Instructions to follow>
Repeat the data below exactly, with every entry included.

########################################

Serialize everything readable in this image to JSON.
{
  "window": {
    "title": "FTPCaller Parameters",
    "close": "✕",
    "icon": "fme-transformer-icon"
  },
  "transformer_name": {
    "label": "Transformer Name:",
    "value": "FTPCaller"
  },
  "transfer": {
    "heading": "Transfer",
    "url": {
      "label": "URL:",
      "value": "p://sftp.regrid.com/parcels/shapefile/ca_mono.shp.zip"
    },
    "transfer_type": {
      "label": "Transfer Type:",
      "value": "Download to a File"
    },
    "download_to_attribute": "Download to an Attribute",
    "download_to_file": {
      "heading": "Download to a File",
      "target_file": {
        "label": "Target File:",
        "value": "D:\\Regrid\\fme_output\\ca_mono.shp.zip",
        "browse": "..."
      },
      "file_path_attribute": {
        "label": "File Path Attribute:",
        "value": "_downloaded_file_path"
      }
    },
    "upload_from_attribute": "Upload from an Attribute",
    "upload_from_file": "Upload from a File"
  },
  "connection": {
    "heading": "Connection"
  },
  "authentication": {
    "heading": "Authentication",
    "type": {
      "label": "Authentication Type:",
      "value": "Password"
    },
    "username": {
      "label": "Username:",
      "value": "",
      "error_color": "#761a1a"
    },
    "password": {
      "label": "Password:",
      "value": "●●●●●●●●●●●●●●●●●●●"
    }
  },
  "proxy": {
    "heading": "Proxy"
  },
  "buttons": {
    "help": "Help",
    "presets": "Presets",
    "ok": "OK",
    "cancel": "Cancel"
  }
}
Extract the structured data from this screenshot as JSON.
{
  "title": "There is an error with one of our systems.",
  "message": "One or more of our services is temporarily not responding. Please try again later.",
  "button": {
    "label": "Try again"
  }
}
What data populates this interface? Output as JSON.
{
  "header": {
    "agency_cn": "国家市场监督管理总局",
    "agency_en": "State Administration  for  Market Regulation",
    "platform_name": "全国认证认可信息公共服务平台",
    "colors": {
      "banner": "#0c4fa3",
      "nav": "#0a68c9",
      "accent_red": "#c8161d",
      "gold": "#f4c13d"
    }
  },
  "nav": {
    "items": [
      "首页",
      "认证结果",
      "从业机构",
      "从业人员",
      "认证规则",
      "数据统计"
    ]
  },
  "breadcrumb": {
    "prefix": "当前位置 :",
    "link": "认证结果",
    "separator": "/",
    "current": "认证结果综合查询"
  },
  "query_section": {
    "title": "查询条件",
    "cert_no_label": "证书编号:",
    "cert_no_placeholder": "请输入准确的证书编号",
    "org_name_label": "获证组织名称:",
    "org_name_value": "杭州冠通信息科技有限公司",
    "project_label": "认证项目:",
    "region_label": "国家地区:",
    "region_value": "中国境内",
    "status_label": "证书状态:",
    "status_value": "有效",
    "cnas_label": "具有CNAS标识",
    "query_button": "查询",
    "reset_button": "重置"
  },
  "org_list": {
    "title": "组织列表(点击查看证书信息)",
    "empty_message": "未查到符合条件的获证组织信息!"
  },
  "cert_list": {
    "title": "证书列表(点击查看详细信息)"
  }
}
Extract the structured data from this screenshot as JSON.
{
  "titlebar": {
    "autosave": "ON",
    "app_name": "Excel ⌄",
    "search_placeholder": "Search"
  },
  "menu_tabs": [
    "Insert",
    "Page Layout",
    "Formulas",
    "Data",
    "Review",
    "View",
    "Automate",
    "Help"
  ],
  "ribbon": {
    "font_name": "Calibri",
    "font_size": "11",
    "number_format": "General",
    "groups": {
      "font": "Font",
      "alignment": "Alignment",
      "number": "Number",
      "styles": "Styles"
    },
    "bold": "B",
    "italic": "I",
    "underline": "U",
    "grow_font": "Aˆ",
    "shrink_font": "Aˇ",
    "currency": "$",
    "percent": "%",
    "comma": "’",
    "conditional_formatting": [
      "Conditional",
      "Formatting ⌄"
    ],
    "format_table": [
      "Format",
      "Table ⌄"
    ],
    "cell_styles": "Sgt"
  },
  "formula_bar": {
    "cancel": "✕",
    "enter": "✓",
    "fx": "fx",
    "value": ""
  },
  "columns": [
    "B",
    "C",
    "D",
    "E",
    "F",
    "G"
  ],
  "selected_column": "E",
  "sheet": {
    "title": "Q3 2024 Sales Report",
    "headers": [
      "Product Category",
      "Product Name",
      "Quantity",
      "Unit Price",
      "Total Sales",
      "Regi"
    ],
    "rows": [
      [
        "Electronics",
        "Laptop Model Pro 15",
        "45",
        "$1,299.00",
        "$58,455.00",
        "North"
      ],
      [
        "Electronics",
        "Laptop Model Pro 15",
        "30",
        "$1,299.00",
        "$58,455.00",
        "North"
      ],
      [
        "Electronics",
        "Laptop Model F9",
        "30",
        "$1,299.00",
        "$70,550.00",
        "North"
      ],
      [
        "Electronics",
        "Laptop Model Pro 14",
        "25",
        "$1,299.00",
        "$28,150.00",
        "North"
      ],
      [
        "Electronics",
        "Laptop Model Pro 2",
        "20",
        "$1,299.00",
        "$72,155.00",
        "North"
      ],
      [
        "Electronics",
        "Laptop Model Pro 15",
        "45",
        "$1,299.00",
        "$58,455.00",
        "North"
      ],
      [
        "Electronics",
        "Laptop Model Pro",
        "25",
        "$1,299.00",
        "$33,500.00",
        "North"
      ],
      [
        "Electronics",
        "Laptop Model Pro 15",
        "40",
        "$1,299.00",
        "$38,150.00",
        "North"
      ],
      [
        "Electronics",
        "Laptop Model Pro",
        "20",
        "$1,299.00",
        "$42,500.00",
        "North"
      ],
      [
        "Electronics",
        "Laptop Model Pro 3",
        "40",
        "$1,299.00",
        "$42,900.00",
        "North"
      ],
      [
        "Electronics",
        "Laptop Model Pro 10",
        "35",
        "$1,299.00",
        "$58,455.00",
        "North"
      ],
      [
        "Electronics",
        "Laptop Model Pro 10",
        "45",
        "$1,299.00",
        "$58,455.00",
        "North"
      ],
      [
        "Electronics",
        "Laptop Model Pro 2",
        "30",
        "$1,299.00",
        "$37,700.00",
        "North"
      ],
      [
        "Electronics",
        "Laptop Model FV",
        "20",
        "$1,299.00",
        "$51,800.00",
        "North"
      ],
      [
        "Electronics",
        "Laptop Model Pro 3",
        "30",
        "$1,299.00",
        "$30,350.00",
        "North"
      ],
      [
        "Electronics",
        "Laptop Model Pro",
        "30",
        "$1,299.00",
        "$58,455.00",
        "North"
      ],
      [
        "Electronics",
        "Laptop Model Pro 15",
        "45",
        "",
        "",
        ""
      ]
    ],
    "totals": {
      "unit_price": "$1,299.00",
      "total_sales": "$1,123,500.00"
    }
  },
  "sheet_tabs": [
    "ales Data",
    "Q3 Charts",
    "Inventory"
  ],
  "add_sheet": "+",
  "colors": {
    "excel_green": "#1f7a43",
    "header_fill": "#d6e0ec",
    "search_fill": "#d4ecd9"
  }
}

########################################

Your solution>
Serialize everything readable in this image to JSON.
{
  "window": {
    "title": "FTPCaller Parameters",
    "close": "✕",
    "icon": "fme-transformer-icon"
  },
  "transformer_name": {
    "label": "Transformer Name:",
    "value": "FTPCaller"
  },
  "transfer": {
    "heading": "Transfer",
    "url": {
      "label": "URL:",
      "value": "p://sftp.regrid.com/parcels/shapefile/ca_mono.shp.zip"
    },
    "transfer_type": {
      "label": "Transfer Type:",
      "value": "Download to a File"
    },
    "download_to_attribute": "Download to an Attribute",
    "download_to_file": {
      "heading": "Download to a File",
      "target_file": {
        "label": "Target File:",
        "value": "D:\\Regrid\\fme_output\\ca_mono.shp.zip",
        "browse": "..."
      },
      "file_path_attribute": {
        "label": "File Path Attribute:",
        "value": "_downloaded_file_path"
      }
    },
    "upload_from_attribute": "Upload from an Attribute",
    "upload_from_file": "Upload from a File"
  },
  "connection": {
    "heading": "Connection"
  },
  "authentication": {
    "heading": "Authentication",
    "type": {
      "label": "Authentication Type:",
      "value": "Password"
    },
    "username": {
      "label": "Username:",
      "value": "",
      "error_color": "#761a1a"
    },
    "password": {
      "label": "Password:",
      "value": "●●●●●●●●●●●●●●●●●●●"
    }
  },
  "proxy": {
    "heading": "Proxy"
  },
  "buttons": {
    "help": "Help",
    "presets": "Presets",
    "ok": "OK",
    "cancel": "Cancel"
  }
}
Extract the structured data from this screenshot as JSON.
{
  "title": "There is an error with one of our systems.",
  "message": "One or more of our services is temporarily not responding. Please try again later.",
  "button": {
    "label": "Try again"
  }
}
What data populates this interface? Output as JSON.
{
  "header": {
    "agency_cn": "国家市场监督管理总局",
    "agency_en": "State Administration  for  Market Regulation",
    "platform_name": "全国认证认可信息公共服务平台",
    "colors": {
      "banner": "#0c4fa3",
      "nav": "#0a68c9",
      "accent_red": "#c8161d",
      "gold": "#f4c13d"
    }
  },
  "nav": {
    "items": [
      "首页",
      "认证结果",
      "从业机构",
      "从业人员",
      "认证规则",
      "数据统计"
    ]
  },
  "breadcrumb": {
    "prefix": "当前位置 :",
    "link": "认证结果",
    "separator": "/",
    "current": "认证结果综合查询"
  },
  "query_section": {
    "title": "查询条件",
    "cert_no_label": "证书编号:",
    "cert_no_placeholder": "请输入准确的证书编号",
    "org_name_label": "获证组织名称:",
    "org_name_value": "杭州冠通信息科技有限公司",
    "project_label": "认证项目:",
    "region_label": "国家地区:",
    "region_value": "中国境内",
    "status_label": "证书状态:",
    "status_value": "有效",
    "cnas_label": "具有CNAS标识",
    "query_button": "查询",
    "reset_button": "重置"
  },
  "org_list": {
    "title": "组织列表(点击查看证书信息)",
    "empty_message": "未查到符合条件的获证组织信息!"
  },
  "cert_list": {
    "title": "证书列表(点击查看详细信息)"
  }
}
Extract the structured data from this screenshot as JSON.
{
  "titlebar": {
    "autosave": "ON",
    "app_name": "Excel ⌄",
    "search_placeholder": "Search"
  },
  "menu_tabs": [
    "Insert",
    "Page Layout",
    "Formulas",
    "Data",
    "Review",
    "View",
    "Automate",
    "Help"
  ],
  "ribbon": {
    "font_name": "Calibri",
    "font_size": "11",
    "number_format": "General",
    "groups": {
      "font": "Font",
      "alignment": "Alignment",
      "number": "Number",
      "styles": "Styles"
    },
    "bold": "B",
    "italic": "I",
    "underline": "U",
    "grow_font": "Aˆ",
    "shrink_font": "Aˇ",
    "currency": "$",
    "percent": "%",
    "comma": "’",
    "conditional_formatting": [
      "Conditional",
      "Formatting ⌄"
    ],
    "format_table": [
      "Format",
      "Table ⌄"
    ],
    "cell_styles": "Sgt"
  },
  "formula_bar": {
    "cancel": "✕",
    "enter": "✓",
    "fx": "fx",
    "value": ""
  },
  "columns": [
    "B",
    "C",
    "D",
    "E",
    "F",
    "G"
  ],
  "selected_column": "E",
  "sheet": {
    "title": "Q3 2024 Sales Report",
    "headers": [
      "Product Category",
      "Product Name",
      "Quantity",
      "Unit Price",
      "Total Sales",
      "Regi"
    ],
    "rows": [
      [
        "Electronics",
        "Laptop Model Pro 15",
        "45",
        "$1,299.00",
        "$58,455.00",
        "North"
      ],
      [
        "Electronics",
        "Laptop Model Pro 15",
        "30",
        "$1,299.00",
        "$58,455.00",
        "North"
      ],
      [
        "Electronics",
        "Laptop Model F9",
        "30",
        "$1,299.00",
        "$70,550.00",
        "North"
      ],
      [
        "Electronics",
        "Laptop Model Pro 14",
        "25",
        "$1,299.00",
        "$28,150.00",
        "North"
      ],
      [
        "Electronics",
        "Laptop Model Pro 2",
        "20",
        "$1,299.00",
        "$72,155.00",
        "North"
      ],
      [
        "Electronics",
        "Laptop Model Pro 15",
        "45",
        "$1,299.00",
        "$58,455.00",
        "North"
      ],
      [
        "Electronics",
        "Laptop Model Pro",
        "25",
        "$1,299.00",
        "$33,500.00",
        "North"
      ],
      [
        "Electronics",
        "Laptop Model Pro 15",
        "40",
        "$1,299.00",
        "$38,150.00",
        "North"
      ],
      [
        "Electronics",
        "Laptop Model Pro",
        "20",
        "$1,299.00",
        "$42,500.00",
        "North"
      ],
      [
        "Electronics",
        "Laptop Model Pro 3",
        "40",
        "$1,299.00",
        "$42,900.00",
        "North"
      ],
      [
        "Electronics",
        "Laptop Model Pro 10",
        "35",
        "$1,299.00",
        "$58,455.00",
        "North"
      ],
      [
        "Electronics",
        "Laptop Model Pro 10",
        "45",
        "$1,299.00",
        "$58,455.00",
        "North"
      ],
      [
        "Electronics",
        "Laptop Model Pro 2",
        "30",
        "$1,299.00",
        "$37,700.00",
        "North"
      ],
      [
        "Electronics",
        "Laptop Model FV",
        "20",
        "$1,299.00",
        "$51,800.00",
        "North"
      ],
      [
        "Electronics",
        "Laptop Model Pro 3",
        "30",
        "$1,299.00",
        "$30,350.00",
        "North"
      ],
      [
        "Electronics",
        "Laptop Model Pro",
        "30",
        "$1,299.00",
        "$58,455.00",
        "North"
      ],
      [
        "Electronics",
        "Laptop Model Pro 15",
        "45",
        "",
        "",
        ""
      ]
    ],
    "totals": {
      "unit_price": "$1,299.00",
      "total_sales": "$1,123,500.00"
    }
  },
  "sheet_tabs": [
    "ales Data",
    "Q3 Charts",
    "Inventory"
  ],
  "add_sheet": "+",
  "colors": {
    "excel_green": "#1f7a43",
    "header_fill": "#d6e0ec",
    "search_fill": "#d4ecd9"
  }
}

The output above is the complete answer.